The first time I blazed up was a fun day that I’ll never forget. It in true New Jersey fashion, one party brings the weed, the other brings a Dutchmaster and the change from paying for it with a 20 dollar bill. We rolled more cannabis than I would probably smoke over the next year into a super fat blunt and got ludicrously high. Whoever said you don’t get high your first time was lying. We cackled and cavorted and ate pizza and talked about dumb shit, the best pressure valve we could deploy in our strict and uptight suburban town, and we were 13 years old.
Now, at 30, I have been partaking of cannabis on and off for that entire length of time. There were six years of total abstinence, a few years of Saturday-only smoking, and even some bingey times, but now I consider cannabis a normal part of my life despite the draconian dimension that remains on most of the East Coast, where I live. Despite having many medically sound reasons to use cannabis, I’ve never once bought cannabis legally in this time, and saying so plainly is the truth that provides context to reality, as only severe illness is eligible in the New York State medical cannabis program.
One fine morning, I woke up in Seattle, where it’s not only legal to purchase cannabis in many forms, but completely run-of-the-mill for some time. Though being basically no big deal to most people, just walking inside to the clean, well stocked and attractive aisles at Uncle Ike’s Capitol Hill was a mindfuck to the core. I knew they existed, I knew I could go there, and now I have.
The first thing a cannabis lover in exile notices is the collective smell of the dozens of strains and all of their terpenous glory mingling together into a potent haze of scent. You can’t smell it when you’re standing on the corner, but the second you open the door is wraps you in a loving, safe, green cloud, and is probably why no one is carrying even a whiff of bad attitude inside.
Not only impressed by sheer selection, I found the whole legal commerce part most overwhelming, but in a good way. I felt cared for in a genuine customer service way by the wonderful woman behind the counter. She knew her strains, knew the threads of related strains for different effects but similar taste profile, and was patient, kind, and budget conscious. It was like being in Sephora and having someone not only know the products well, but the ingredients, differences in prices and brands, and all without looking up a thing and being pleasant as hell.

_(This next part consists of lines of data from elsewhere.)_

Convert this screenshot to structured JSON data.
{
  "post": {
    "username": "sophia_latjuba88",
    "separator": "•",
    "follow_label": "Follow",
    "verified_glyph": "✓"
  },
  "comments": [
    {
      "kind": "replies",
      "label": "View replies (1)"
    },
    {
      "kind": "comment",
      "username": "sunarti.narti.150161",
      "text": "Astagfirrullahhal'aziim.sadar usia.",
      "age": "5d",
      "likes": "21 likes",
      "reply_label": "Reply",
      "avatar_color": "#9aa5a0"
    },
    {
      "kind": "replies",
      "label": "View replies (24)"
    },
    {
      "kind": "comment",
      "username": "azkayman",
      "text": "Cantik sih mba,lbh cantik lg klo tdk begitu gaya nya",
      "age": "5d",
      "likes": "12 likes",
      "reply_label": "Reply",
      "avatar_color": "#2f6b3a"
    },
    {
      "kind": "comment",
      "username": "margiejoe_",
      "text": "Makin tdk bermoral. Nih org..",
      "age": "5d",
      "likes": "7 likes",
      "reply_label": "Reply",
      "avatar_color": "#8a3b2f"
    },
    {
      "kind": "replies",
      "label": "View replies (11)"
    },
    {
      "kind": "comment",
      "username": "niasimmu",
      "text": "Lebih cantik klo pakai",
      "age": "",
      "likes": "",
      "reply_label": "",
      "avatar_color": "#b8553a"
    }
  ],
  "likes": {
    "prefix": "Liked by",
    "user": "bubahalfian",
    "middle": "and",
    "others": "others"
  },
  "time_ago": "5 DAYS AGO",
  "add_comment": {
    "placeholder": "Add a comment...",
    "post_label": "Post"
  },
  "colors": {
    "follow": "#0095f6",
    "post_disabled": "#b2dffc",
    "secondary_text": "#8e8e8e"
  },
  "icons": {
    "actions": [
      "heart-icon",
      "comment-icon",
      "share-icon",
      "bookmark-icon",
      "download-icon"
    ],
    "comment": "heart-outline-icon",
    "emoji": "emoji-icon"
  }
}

Aside from a brilliant service experience, the weed itself was so much better than New York’s ridiculousness that it was worth a chuckle, or maybe a tear. Getting the best requires money, time, and privilege in New York, where as in Washington it’s just a matter of popping in a shop, no different than a bottle of wine, which consequently is also a limited purchase in New York State.
Being that I’ve imbibed in cannabis for almost half of my life, I still can’t wrap my brain around the difference in quality, marketing, packaging, selection, convenience, and basically any and all ways it could be simpler and more a part of everyday life in Washington. The only major barrier is that it’s not possible to smoke it in public legally, which puts a strange twist on things.

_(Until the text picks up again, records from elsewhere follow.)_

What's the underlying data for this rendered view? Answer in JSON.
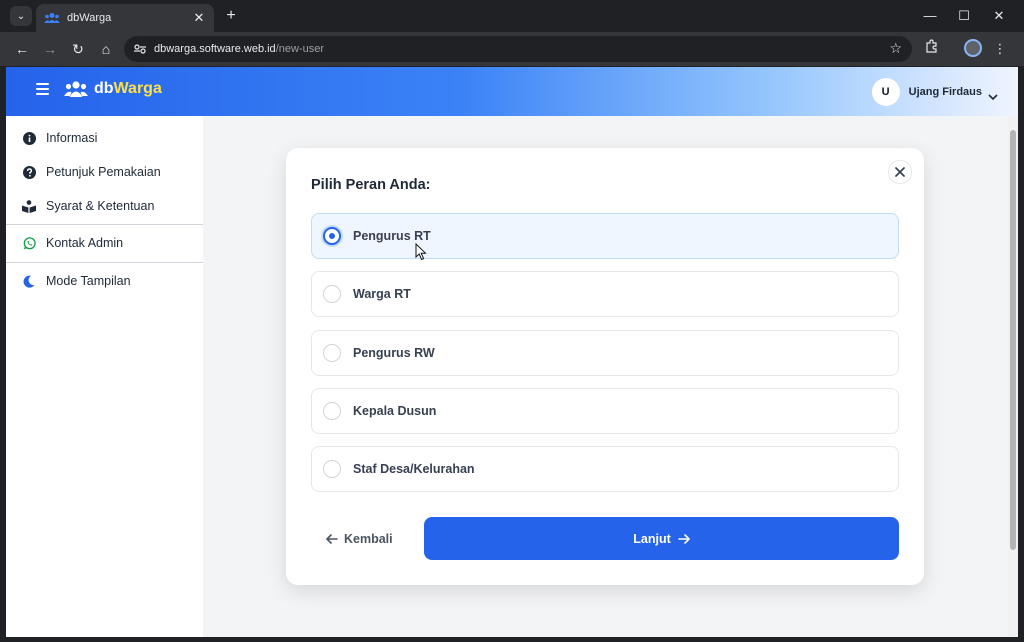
{
  "browser": {
    "tab_title": "dbWarga",
    "url_host": "dbwarga.software.web.id",
    "url_path": "/new-user"
  },
  "header": {
    "brand_db": "db",
    "brand_warga": "Warga",
    "user_initial": "U",
    "user_name": "Ujang Firdaus"
  },
  "sidebar": {
    "items": [
      {
        "label": "Informasi",
        "icon": "info-icon"
      },
      {
        "label": "Petunjuk Pemakaian",
        "icon": "question-icon"
      },
      {
        "label": "Syarat & Ketentuan",
        "icon": "book-reader-icon"
      },
      {
        "label": "Kontak Admin",
        "icon": "whatsapp-icon"
      },
      {
        "label": "Mode Tampilan",
        "icon": "moon-icon"
      }
    ]
  },
  "modal": {
    "title": "Pilih Peran Anda:",
    "options": [
      {
        "label": "Pengurus RT",
        "selected": true
      },
      {
        "label": "Warga RT",
        "selected": false
      },
      {
        "label": "Pengurus RW",
        "selected": false
      },
      {
        "label": "Kepala Dusun",
        "selected": false
      },
      {
        "label": "Staf Desa/Kelurahan",
        "selected": false
      }
    ],
    "back_label": "Kembali",
    "next_label": "Lanjut"
  },
  "colors": {
    "primary": "#2563eb",
    "brand_accent": "#fde047",
    "selected_bg": "#eff6ff"
  }
}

It’s no wonder so many people come to legal states to be weed tourists, or simply leave prohibition states altogether. Cannabis prohibition is no longer just looking dumb and dated but sinister and freedom hating. Buying weed legally for the first time was a blessing and a promise of what I hope the future holds for not just the East Coast or all of America, but the whole world.
Photos by Danielle Guercio